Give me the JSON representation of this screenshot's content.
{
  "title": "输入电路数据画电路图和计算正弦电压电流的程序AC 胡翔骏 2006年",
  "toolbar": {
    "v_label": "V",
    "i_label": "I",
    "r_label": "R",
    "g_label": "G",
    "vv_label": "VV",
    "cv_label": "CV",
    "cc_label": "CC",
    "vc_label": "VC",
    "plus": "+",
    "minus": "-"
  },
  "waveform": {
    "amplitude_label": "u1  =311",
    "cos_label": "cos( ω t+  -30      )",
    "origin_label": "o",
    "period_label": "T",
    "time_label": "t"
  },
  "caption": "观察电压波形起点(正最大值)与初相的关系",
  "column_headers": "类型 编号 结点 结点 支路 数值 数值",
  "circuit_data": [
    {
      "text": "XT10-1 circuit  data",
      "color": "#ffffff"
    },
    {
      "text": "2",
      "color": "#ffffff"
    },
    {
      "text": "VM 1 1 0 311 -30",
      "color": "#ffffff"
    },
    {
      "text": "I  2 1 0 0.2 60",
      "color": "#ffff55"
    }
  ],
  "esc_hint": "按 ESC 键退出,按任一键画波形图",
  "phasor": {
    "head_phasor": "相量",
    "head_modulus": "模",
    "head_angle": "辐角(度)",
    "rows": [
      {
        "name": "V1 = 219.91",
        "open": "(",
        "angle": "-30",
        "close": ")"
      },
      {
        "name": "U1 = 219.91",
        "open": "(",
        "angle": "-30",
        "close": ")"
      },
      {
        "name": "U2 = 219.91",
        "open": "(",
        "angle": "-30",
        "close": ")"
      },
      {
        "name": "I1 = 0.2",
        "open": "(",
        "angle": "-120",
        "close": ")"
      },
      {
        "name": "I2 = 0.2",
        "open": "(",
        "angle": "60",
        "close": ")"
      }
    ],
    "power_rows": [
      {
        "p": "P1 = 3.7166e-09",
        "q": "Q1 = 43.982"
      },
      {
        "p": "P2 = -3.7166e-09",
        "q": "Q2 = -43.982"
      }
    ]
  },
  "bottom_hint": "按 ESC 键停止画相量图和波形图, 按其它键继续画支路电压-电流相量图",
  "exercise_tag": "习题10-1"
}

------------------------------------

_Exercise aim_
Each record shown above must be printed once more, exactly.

_Answer for the task_
Give me the JSON representation of this screenshot's content.
{
  "title": "输入电路数据画电路图和计算正弦电压电流的程序AC 胡翔骏 2006年",
  "toolbar": {
    "v_label": "V",
    "i_label": "I",
    "r_label": "R",
    "g_label": "G",
    "vv_label": "VV",
    "cv_label": "CV",
    "cc_label": "CC",
    "vc_label": "VC",
    "plus": "+",
    "minus": "-"
  },
  "waveform": {
    "amplitude_label": "u1  =311",
    "cos_label": "cos( ω t+  -30      )",
    "origin_label": "o",
    "period_label": "T",
    "time_label": "t"
  },
  "caption": "观察电压波形起点(正最大值)与初相的关系",
  "column_headers": "类型 编号 结点 结点 支路 数值 数值",
  "circuit_data": [
    {
      "text": "XT10-1 circuit  data",
      "color": "#ffffff"
    },
    {
      "text": "2",
      "color": "#ffffff"
    },
    {
      "text": "VM 1 1 0 311 -30",
      "color": "#ffffff"
    },
    {
      "text": "I  2 1 0 0.2 60",
      "color": "#ffff55"
    }
  ],
  "esc_hint": "按 ESC 键退出,按任一键画波形图",
  "phasor": {
    "head_phasor": "相量",
    "head_modulus": "模",
    "head_angle": "辐角(度)",
    "rows": [
      {
        "name": "V1 = 219.91",
        "open": "(",
        "angle": "-30",
        "close": ")"
      },
      {
        "name": "U1 = 219.91",
        "open": "(",
        "angle": "-30",
        "close": ")"
      },
      {
        "name": "U2 = 219.91",
        "open": "(",
        "angle": "-30",
        "close": ")"
      },
      {
        "name": "I1 = 0.2",
        "open": "(",
        "angle": "-120",
        "close": ")"
      },
      {
        "name": "I2 = 0.2",
        "open": "(",
        "angle": "60",
        "close": ")"
      }
    ],
    "power_rows": [
      {
        "p": "P1 = 3.7166e-09",
        "q": "Q1 = 43.982"
      },
      {
        "p": "P2 = -3.7166e-09",
        "q": "Q2 = -43.982"
      }
    ]
  },
  "bottom_hint": "按 ESC 键停止画相量图和波形图, 按其它键继续画支路电压-电流相量图",
  "exercise_tag": "习题10-1"
}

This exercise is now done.